In Collier County alone this year, Harry Chapin has distributed 16.5 million pounds of food to food pantries it supports, a 111% increase from 7.8 million pounds last year, according to its website.
In Lee County, Harry Chapin so far has distributed 20.5 million pounds of food, a 73% increase from 11.8 million distributed in 2020.
LeBer downplayed supply chain issues for Harry Chapin’s food supply and said the organization stocked up on food in March 2020.
The organization continues to get food from Publix, Costco, Sam’s Club and other major chains.
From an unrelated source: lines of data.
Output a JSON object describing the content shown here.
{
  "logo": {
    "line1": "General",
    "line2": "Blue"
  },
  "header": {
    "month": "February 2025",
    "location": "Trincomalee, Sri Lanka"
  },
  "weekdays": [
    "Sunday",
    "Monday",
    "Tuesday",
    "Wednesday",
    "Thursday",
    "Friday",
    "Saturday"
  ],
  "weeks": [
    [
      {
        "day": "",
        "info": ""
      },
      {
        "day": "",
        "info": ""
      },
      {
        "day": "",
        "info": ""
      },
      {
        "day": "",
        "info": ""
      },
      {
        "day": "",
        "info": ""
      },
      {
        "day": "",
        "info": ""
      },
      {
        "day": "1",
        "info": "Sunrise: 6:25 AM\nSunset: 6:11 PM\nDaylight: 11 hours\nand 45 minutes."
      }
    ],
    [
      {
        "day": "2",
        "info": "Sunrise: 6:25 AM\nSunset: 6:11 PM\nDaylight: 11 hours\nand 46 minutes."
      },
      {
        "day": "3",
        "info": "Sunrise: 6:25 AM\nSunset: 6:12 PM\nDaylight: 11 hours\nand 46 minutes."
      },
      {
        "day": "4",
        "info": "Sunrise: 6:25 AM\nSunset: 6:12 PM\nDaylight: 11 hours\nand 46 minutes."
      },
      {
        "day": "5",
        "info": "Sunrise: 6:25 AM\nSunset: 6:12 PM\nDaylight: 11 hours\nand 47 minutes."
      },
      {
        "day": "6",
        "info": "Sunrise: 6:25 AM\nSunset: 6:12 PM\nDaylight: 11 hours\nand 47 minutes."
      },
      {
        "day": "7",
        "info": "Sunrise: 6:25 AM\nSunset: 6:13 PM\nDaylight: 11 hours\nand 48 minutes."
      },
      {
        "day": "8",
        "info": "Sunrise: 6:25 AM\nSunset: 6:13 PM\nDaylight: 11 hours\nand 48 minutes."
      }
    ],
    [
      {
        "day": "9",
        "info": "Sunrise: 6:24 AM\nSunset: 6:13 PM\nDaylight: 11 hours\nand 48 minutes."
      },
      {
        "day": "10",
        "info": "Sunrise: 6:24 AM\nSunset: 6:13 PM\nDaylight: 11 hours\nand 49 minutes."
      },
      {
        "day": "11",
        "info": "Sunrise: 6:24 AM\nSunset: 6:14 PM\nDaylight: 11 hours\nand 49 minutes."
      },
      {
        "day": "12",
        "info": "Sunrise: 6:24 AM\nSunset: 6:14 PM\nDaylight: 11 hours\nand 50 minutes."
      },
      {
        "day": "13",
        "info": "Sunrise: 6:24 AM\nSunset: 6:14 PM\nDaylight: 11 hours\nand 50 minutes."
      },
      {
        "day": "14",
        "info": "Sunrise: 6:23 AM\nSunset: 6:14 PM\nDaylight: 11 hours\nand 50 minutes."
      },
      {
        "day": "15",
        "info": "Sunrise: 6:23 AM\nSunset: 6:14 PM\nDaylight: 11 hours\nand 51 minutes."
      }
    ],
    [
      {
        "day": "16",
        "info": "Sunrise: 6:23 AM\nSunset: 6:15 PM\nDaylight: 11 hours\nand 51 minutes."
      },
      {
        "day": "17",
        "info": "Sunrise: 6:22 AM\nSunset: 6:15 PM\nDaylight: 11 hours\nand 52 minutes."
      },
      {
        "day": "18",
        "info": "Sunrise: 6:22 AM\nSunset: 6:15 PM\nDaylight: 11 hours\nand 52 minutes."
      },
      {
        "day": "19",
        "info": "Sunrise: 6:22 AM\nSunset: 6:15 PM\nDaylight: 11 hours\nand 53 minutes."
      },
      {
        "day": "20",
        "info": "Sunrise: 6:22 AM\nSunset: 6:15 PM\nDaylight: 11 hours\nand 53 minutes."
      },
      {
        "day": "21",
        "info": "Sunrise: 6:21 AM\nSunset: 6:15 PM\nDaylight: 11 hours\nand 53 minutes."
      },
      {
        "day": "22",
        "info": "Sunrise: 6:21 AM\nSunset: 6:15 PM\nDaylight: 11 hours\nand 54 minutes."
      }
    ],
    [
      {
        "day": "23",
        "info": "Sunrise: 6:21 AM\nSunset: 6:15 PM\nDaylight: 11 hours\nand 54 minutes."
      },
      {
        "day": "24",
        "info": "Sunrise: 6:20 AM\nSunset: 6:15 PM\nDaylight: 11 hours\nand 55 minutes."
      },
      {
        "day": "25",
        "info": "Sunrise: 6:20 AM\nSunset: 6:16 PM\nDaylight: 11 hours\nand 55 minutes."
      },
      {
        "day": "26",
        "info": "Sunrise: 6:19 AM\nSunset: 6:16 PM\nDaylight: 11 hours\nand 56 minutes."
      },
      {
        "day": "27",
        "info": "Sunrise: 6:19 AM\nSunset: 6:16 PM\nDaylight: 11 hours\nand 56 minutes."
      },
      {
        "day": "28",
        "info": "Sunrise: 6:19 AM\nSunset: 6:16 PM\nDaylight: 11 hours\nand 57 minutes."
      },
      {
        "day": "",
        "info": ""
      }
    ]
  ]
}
Donations from retailers make up about 40% of the food supply, 30% comes from farmers and the rest is purchased or comes from the government.
He also said community generosity has helped.
“We are fortunate to have strong support from the community,” he said.
Federal help is over or running out
Federal pandemic relief money this year in Collier is gone, Popper said, but what was available this year has already been distributed.
Popper said he spent $300,000 on food purchases recently to last two months from Meals of Hope’s operating budget, but the organization will not get reimbursed because there is no more federal money. He did get reimbursed for $820,000 he spent earlier in the year.
The Community Foundation of Collier County, which handled the distribution for Collier County government, is still distributing the federal money provided this year, according to an email from the organization.
The Community Foundation is structured where the charity buys the food, submits a copy of the canceled check, and gets reimbursed, Popper said.
Since the pandemic started, the foundation also has provided $1 million for food support through several of its own programs and from donor partners, according to Cindi Withorn, the foundation spokeswoman.
LeBer said there continues to be federal money in Lee.
“The federal money this year it is not gone,” he said.
How to support Southwest Florida food banks
Harry Chapin Food Bank: Food and financial donations can be made at the Naples Distribution Center, 3940 Prospect Ave. #101, Naples, 34104. The Fort Myers Distribution Center, 3760 Fowler St., Fort Myers, 33901. Make a gift online at harrychapinfoodbank.org
The Community Cooperative in Lee County. Visit communitycooperative.com/
Meals of Hope: Financial donations can be done online at mealsofhope.org. Checks and food donations can also be sent or dropped off at Meals of Hope, 2221 Corporation Blvd. Naples 34109. Food donations can be dropped off Monday through Friday 7:30 to 4:00.
St. Matthew’s House in Collier County: Attn: Development, 2601 Airport Road S., Naples, 34112 or call 239-774-0500. Visit the website at stmatthewshouse.org/
Salvation Army in Lee County: Call (239) 278-1551 or visit Salvationarmyflorida.org.
Catholic Charities in Naples: Call 239-455-2655 or visit catholiccharitiesdov.org/charities/catholic-charities-collier-county/
Our Daily Bread Food Pantry: Visit ourdailybreadfoodpantry.com or call (239) 259-5188.
The Community Foundation of Collier County. Visit cfcollier.fcsuite.com/erp/donate